◆ What is expected
If a line in the entries below includes the string "JSON", copy it out.

◆ Data in this exercise
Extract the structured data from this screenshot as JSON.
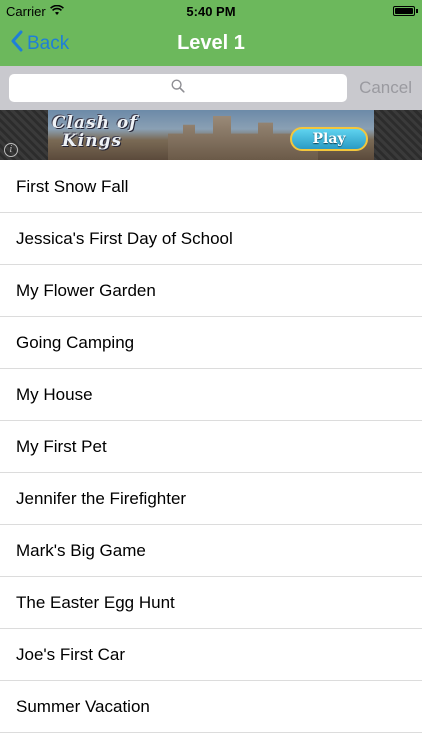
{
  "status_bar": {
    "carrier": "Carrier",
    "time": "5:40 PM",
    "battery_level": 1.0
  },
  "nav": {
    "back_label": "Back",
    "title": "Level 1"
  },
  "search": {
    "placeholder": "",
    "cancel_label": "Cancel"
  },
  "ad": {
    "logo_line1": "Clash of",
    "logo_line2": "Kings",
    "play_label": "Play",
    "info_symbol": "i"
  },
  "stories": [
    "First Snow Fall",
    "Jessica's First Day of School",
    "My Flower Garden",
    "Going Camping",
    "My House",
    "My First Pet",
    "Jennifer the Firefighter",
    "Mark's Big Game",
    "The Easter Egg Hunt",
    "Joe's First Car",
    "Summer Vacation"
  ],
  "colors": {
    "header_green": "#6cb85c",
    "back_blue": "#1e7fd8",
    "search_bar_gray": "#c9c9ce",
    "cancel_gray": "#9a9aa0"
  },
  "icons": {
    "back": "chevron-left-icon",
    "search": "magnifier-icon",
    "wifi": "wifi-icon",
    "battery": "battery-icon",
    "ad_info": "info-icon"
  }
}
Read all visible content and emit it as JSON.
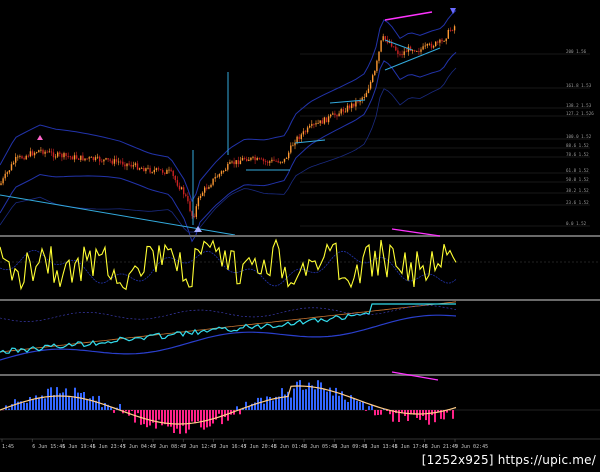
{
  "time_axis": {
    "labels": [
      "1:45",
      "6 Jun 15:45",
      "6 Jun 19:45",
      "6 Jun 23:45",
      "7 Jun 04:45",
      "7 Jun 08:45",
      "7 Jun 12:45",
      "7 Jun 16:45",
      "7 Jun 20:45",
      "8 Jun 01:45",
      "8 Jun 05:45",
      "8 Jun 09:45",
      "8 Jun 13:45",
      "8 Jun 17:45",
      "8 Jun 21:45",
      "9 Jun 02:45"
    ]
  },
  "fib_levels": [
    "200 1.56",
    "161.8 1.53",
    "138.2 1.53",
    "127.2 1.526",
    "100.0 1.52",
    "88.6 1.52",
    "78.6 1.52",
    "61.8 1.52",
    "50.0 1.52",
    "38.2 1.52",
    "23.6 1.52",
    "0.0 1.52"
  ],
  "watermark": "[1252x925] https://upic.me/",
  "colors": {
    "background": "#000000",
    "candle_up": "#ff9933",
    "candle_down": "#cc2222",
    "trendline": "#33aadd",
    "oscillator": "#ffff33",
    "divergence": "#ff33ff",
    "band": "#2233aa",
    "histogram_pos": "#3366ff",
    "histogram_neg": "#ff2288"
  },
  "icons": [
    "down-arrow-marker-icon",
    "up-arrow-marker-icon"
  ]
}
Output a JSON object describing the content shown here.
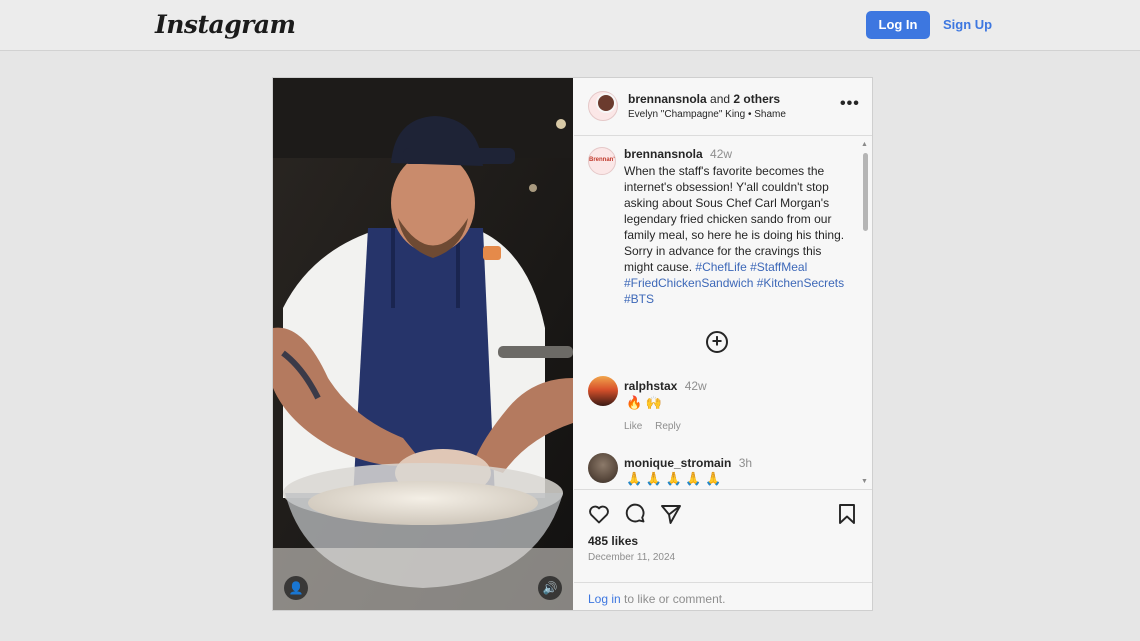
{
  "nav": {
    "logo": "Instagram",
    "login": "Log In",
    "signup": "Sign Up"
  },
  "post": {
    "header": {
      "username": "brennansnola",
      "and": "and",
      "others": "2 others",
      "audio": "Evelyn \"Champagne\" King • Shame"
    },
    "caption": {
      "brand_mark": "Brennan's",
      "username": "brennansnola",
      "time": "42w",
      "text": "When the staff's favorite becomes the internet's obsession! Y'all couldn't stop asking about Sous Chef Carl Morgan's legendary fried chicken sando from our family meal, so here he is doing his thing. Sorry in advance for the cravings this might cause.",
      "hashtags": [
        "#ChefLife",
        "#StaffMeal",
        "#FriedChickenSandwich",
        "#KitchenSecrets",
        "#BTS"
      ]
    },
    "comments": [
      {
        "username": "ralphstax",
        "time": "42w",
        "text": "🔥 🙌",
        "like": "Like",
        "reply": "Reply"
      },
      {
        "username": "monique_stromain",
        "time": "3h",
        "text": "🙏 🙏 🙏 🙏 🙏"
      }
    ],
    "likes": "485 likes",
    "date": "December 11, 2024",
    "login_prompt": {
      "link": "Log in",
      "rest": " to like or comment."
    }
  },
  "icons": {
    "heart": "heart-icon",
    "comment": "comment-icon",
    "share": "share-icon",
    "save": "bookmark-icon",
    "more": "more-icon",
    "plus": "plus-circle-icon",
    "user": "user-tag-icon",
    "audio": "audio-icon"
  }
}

◆ Reply
Extract the structured data from this screenshot as JSON.
Read all visible content and emit it as JSON.
Output a JSON object describing the content shown here.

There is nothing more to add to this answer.